Our test van is a Dynamic with upgraded battery pack, and first impressions are very good. The Vivaro, since being updated after the takeover from PSA, has improved dramatically, adopting the Citroen Dispatch and Peugeot Expert platform. It looks modern, and feels grown up and sophisticated on the inside, even in this, the lower trim level of two (the other is Elite). It is though, the driving and performance of the Vivaro-e that will be of more interest. Drive selection for forward and reverse are made through a nicely designed and substantial-feeling rocker switch on the lower centre of the dash where the gearstick would normally be. Above and below are two buttons for Park and B mode, which activates a higher level of regenerative braking. To the left is a Drive Mode selector – again on a rocker switch, which cycles between Normal, Power and Eco modes. Normal gives you 80% power and torque, while Power permits the full allocation. Eco mode limits power to 60% and torque to 70%, which is enough to really hold back on the surge and urgency you get from burying the accelerator pedal. The Vivaro-e is quick to respond and quick to get moving too. In Normal mode it feels fast, but in Power mode you’d be forgiven for thinking you were in a van with a lot more power than 136hp. 

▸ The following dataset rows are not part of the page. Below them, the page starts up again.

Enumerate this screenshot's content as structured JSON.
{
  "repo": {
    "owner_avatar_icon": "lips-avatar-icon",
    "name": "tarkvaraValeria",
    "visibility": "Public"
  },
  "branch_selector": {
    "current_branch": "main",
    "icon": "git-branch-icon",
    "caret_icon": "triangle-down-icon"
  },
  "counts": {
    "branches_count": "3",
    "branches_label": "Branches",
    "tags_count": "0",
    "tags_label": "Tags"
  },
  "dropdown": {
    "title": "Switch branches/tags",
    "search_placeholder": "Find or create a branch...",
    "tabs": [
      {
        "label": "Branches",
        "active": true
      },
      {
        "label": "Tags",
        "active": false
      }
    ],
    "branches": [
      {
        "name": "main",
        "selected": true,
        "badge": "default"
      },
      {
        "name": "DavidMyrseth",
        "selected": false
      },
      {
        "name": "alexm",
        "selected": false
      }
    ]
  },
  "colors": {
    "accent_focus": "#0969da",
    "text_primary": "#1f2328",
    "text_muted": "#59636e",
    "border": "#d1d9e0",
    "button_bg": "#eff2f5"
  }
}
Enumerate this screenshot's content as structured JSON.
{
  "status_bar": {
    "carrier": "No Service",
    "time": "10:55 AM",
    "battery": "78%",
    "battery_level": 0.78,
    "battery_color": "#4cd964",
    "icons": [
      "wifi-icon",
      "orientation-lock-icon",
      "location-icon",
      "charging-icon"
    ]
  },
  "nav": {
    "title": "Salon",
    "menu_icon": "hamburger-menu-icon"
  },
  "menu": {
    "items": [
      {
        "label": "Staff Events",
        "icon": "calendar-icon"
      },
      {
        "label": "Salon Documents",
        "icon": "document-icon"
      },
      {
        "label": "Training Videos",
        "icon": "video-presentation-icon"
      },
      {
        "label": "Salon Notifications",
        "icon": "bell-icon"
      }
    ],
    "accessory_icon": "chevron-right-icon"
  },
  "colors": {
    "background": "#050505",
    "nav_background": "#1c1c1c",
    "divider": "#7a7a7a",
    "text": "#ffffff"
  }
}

Regenerative braking is mild in standard mode, so to really maximise the range you will either have to begin coasting a lot sooner than you would think or make use of the B mode button. It applies enough regenerative braking to activate the brake lights, but still feels a little short in retardation compared to say, the Mercedes-Benz eVito. Unlike the eVito the Vivaro-e also doesn’t have multiple stages of regeneration – it’s either in B mode or not. Depending on your driving style this might not be a problem, as those who hop from accelerator to brake pedal won’t feel short-changed, but for those that like to feel some “engine braking” multi-level regeneration does allow you to both slow the vehicle and coast for the most efficient approach to an obstacle. Nevertheless, the Vivaro-e does recharge its batteries as you use the footbrake to slow, so it is not wasting the kinetic energy unnecessarily. Over a test drive of
43 miles, the Vivaro-e used around a third of its range, dropping by 61 miles from a starting range indication of 184 miles to 123 miles. While this is by no means scientific, the averaged 2.4 miles per kW read-out on the dash for the journey does show that even the smaller of the two batteries should see you achieve more than 100 miles.

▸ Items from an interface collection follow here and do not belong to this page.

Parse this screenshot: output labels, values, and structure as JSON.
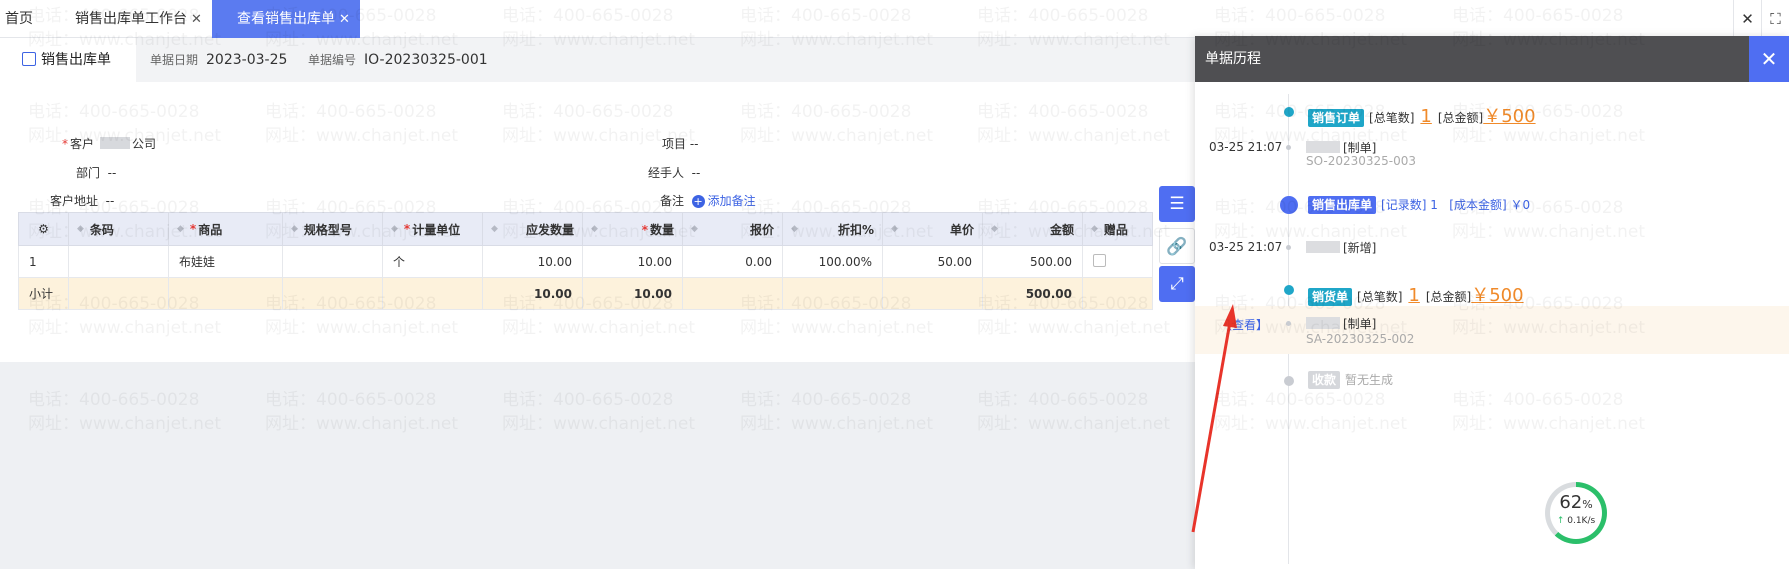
{
  "tabs": [
    {
      "label": "首页",
      "closable": false,
      "active": false
    },
    {
      "label": "销售出库单工作台",
      "closable": true,
      "active": false
    },
    {
      "label": "查看销售出库单",
      "closable": true,
      "active": true
    }
  ],
  "window": {
    "close": "✕",
    "fullscreen": "⛶"
  },
  "doc": {
    "name": "销售出库单",
    "date_label": "单据日期",
    "date_value": "2023-03-25",
    "no_label": "单据编号",
    "no_value": "IO-20230325-001"
  },
  "form": {
    "customer_label": "客户",
    "customer_value": "公司",
    "project_label": "项目",
    "project_value": "--",
    "dept_label": "部门",
    "dept_value": "--",
    "handler_label": "经手人",
    "handler_value": "--",
    "address_label": "客户地址",
    "address_value": "--",
    "remark_label": "备注",
    "add_remark": "添加备注"
  },
  "table": {
    "headers": [
      "条码",
      "商品",
      "规格型号",
      "计量单位",
      "应发数量",
      "数量",
      "报价",
      "折扣%",
      "单价",
      "金额",
      "赠品"
    ],
    "row": {
      "idx": "1",
      "barcode": "",
      "product": "布娃娃",
      "spec": "",
      "unit": "个",
      "planned_qty": "10.00",
      "qty": "10.00",
      "quote": "0.00",
      "discount": "100.00%",
      "price": "50.00",
      "amount": "500.00"
    },
    "subtotal": {
      "label": "小计",
      "planned_qty": "10.00",
      "qty": "10.00",
      "amount": "500.00"
    }
  },
  "history": {
    "title": "单据历程",
    "close": "✕",
    "events": [
      {
        "tag": "销售订单",
        "count_label": "[总笔数]",
        "count": "1",
        "amount_label": "[总金额]",
        "amount": "￥500",
        "time": "03-25 21:07",
        "person_suffix": "[制单]",
        "doc_no": "SO-20230325-003"
      },
      {
        "tag": "销售出库单",
        "count_label": "[记录数] 1",
        "cost_label": "[成本金额] ￥0",
        "time": "03-25 21:07",
        "person_suffix": "[新增]"
      },
      {
        "tag": "销货单",
        "count_label": "[总笔数]",
        "count": "1",
        "amount_label": "[总金额]",
        "amount": "￥500",
        "view": "【查看】",
        "person_suffix": "[制单]",
        "doc_no": "SA-20230325-002"
      },
      {
        "tag": "收款",
        "status": "暂无生成"
      }
    ]
  },
  "net": {
    "percent": "62",
    "unit": "%",
    "speed": "0.1K/s"
  },
  "watermark": {
    "phone": "电话：400-665-0028",
    "site": "网址：www.chanjet.net"
  },
  "colors": {
    "accent": "#4f6ef2",
    "tag": "#1fa6c8",
    "amount": "#f08a2a",
    "subtotal_bg": "#fdf2dc"
  }
}
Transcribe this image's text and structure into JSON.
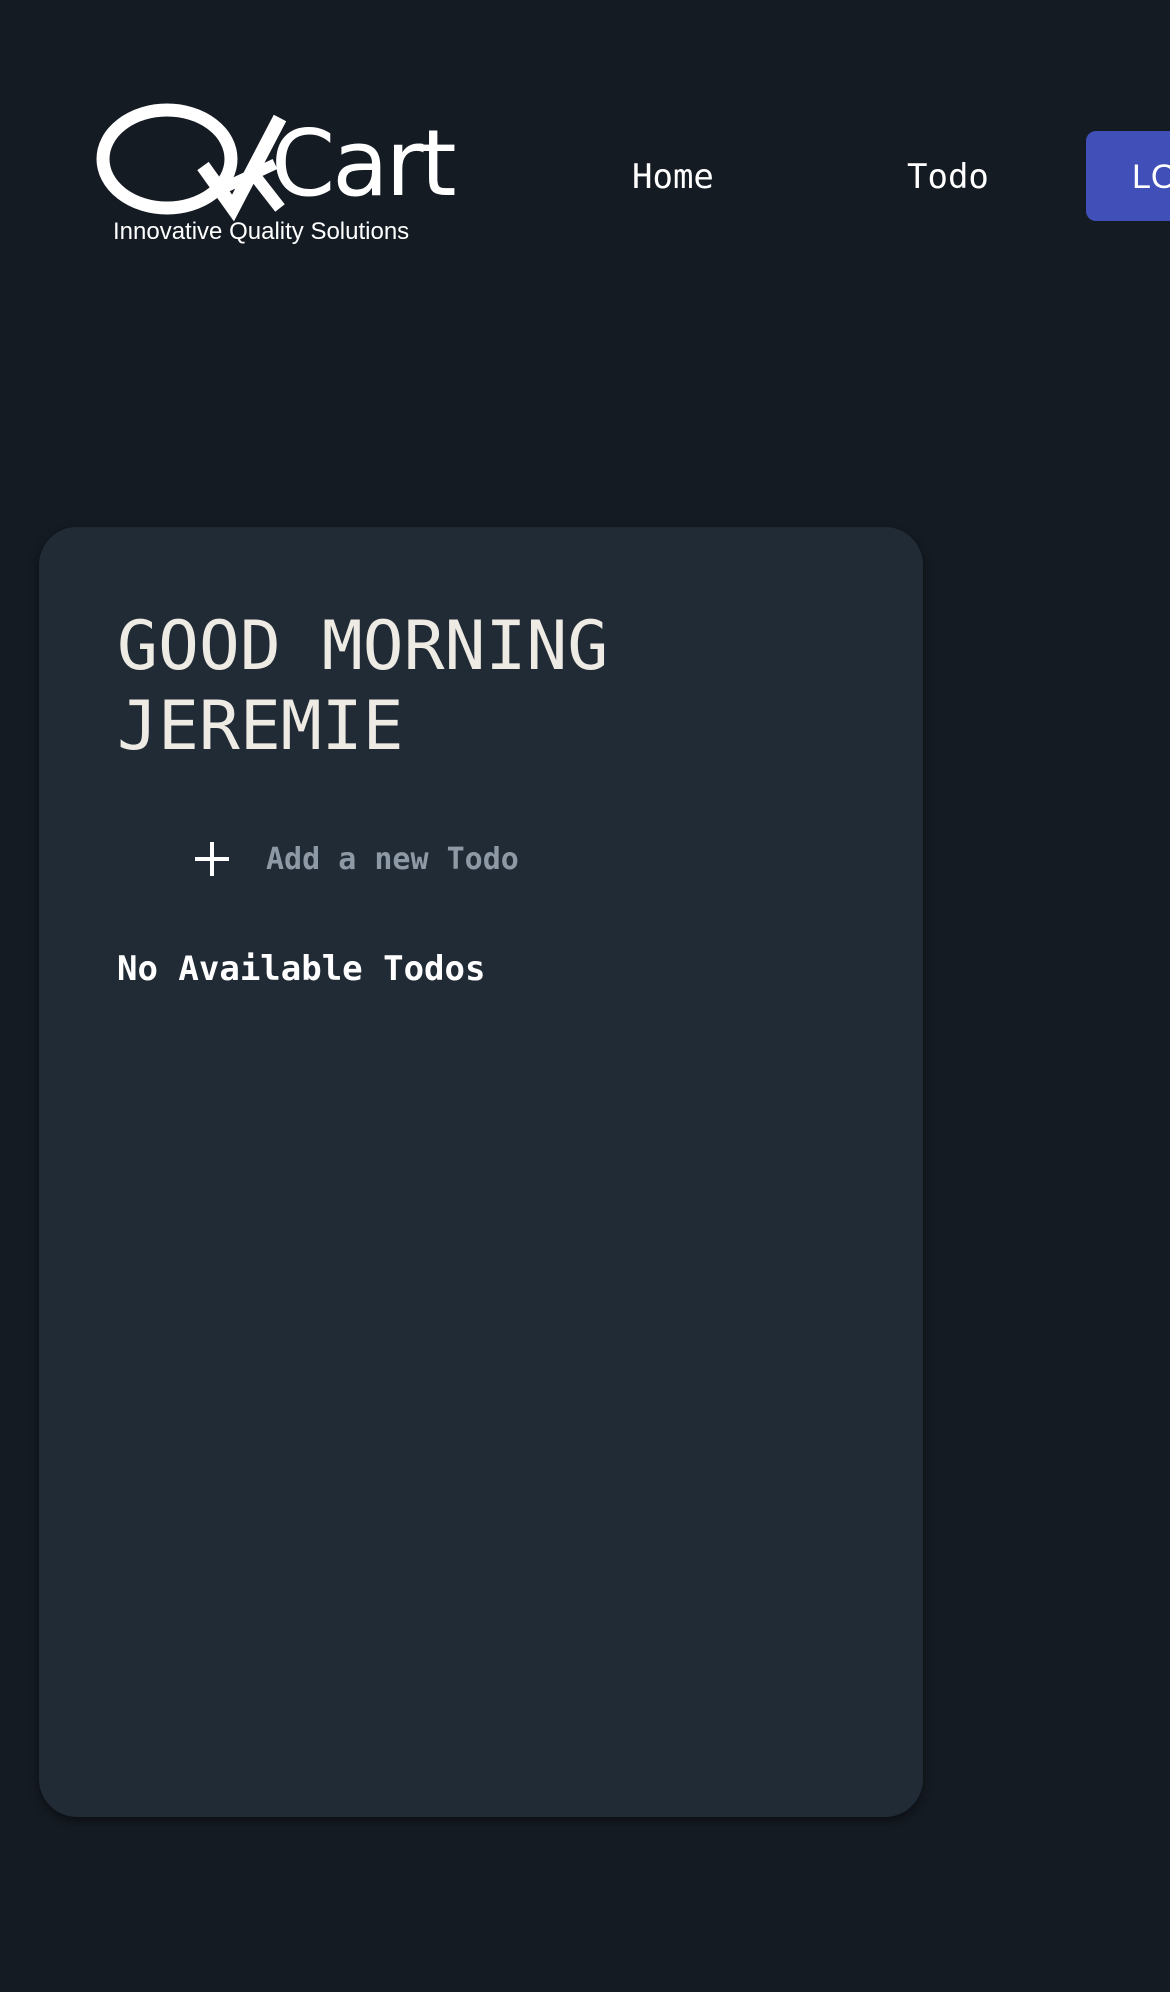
{
  "header": {
    "logo": {
      "wordmark": "QACart",
      "tagline": "Innovative Quality Solutions"
    },
    "nav": {
      "home_label": "Home",
      "todo_label": "Todo"
    },
    "logout_label": "LOGOUT"
  },
  "card": {
    "greeting_line1": "GOOD MORNING",
    "greeting_line2": "JEREMIE",
    "add_todo": {
      "placeholder": "Add a new Todo",
      "value": ""
    },
    "empty_message": "No Available Todos"
  },
  "colors": {
    "page_background": "#151b23",
    "card_background": "#212b36",
    "accent_button": "#4050b8",
    "heading_text": "#eeeae4",
    "placeholder_text": "#8e99a6"
  },
  "icons": {
    "add": "plus-icon"
  }
}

While there are smaller areas in which the Vauxhall Vivaro-e could be improved, as a first entry into the electric light commercial vehicle market it’s an impressively good one. Range, performance and comfort are far greater than expected. 

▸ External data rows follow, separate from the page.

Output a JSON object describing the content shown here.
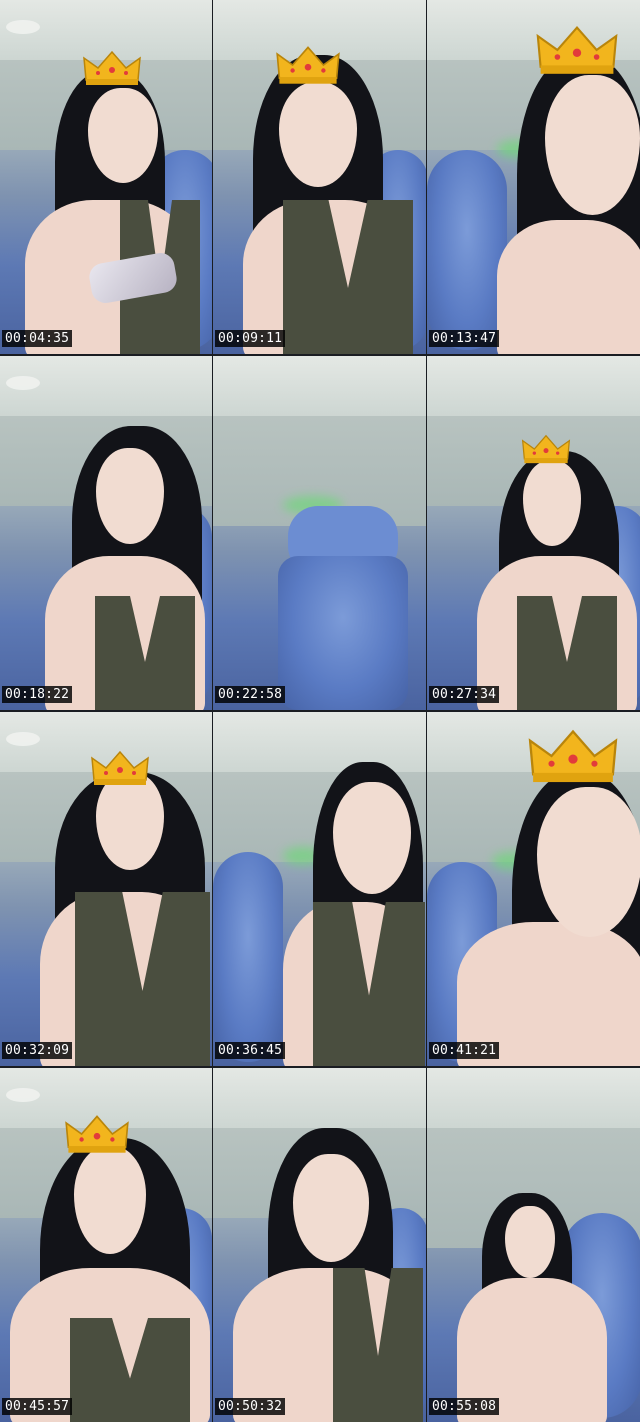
{
  "contact_sheet": {
    "frames": [
      {
        "timestamp": "00:04:35",
        "crown": true
      },
      {
        "timestamp": "00:09:11",
        "crown": true
      },
      {
        "timestamp": "00:13:47",
        "crown": true
      },
      {
        "timestamp": "00:18:22",
        "crown": false
      },
      {
        "timestamp": "00:22:58",
        "crown": false
      },
      {
        "timestamp": "00:27:34",
        "crown": true
      },
      {
        "timestamp": "00:32:09",
        "crown": true
      },
      {
        "timestamp": "00:36:45",
        "crown": false
      },
      {
        "timestamp": "00:41:21",
        "crown": true
      },
      {
        "timestamp": "00:45:57",
        "crown": true
      },
      {
        "timestamp": "00:50:32",
        "crown": false
      },
      {
        "timestamp": "00:55:08",
        "crown": false
      }
    ]
  },
  "colors": {
    "timestamp_background": "#000000",
    "timestamp_text": "#ffffff",
    "chair_blue": "#5a7bc4",
    "dress_olive": "#4a4e3f",
    "crown_gold": "#f2b51d"
  }
}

The big fleet order from British Gas could be the shot in the arm electric vans need, and the Vivaro-e will likely be riding the crest of the wave.

Vauxhall Vivaro-e L1 Dynamic 75kWh

Price (ex VAT) £34,390

Load length 2,512mm

Load width 1,636mm

Load height 1,397mm 

Load volume 5.3m3

Gross payload 1,000kg

Engine 100kW

Fuel economy (combined) n/a

C02 0g/km 

Comment – Are EV makers pulling a fast one?

On the subject of electric vans, I’ve been getting increasingly irritated by the definition of ‘fast charging’. Technically, a 7kW charger is a fast charger, but as I discovered when plugging in a near-empty Mercedes-Benz eVito it was anything but. 

Charging to full capacity would have seen me sitting in that car park for more than seven hours, by which time I’d have either died of boredom or certainly had my collar felt by the law. Thankfully, the new Mercedes eSprinter will have 20kW or 80kW charging, while the Vivaro-e will be capable of 100kW rapid charging and support 7kW and 11kW supplies as well. Obviously, if you are to own or operate an EV you will install the necessary equipment, but the 7kW max you will get from a single-phase supply doesn’t fit the bill for fast charging in my eyes. Hopefully, as the market matures and people become more aware of the requirements that term will be dropped, but for me ‘rapid’ is the new ‘fast’ and the only word I want to hear when faced with a lengthy pit stop.

George Barrow is the UK judge for the International Van of the Year, the prestigious prize awarded by leading European LCV journalists.

Sponsored by:

Piaggio Logo



View The WhatVan Digital Edition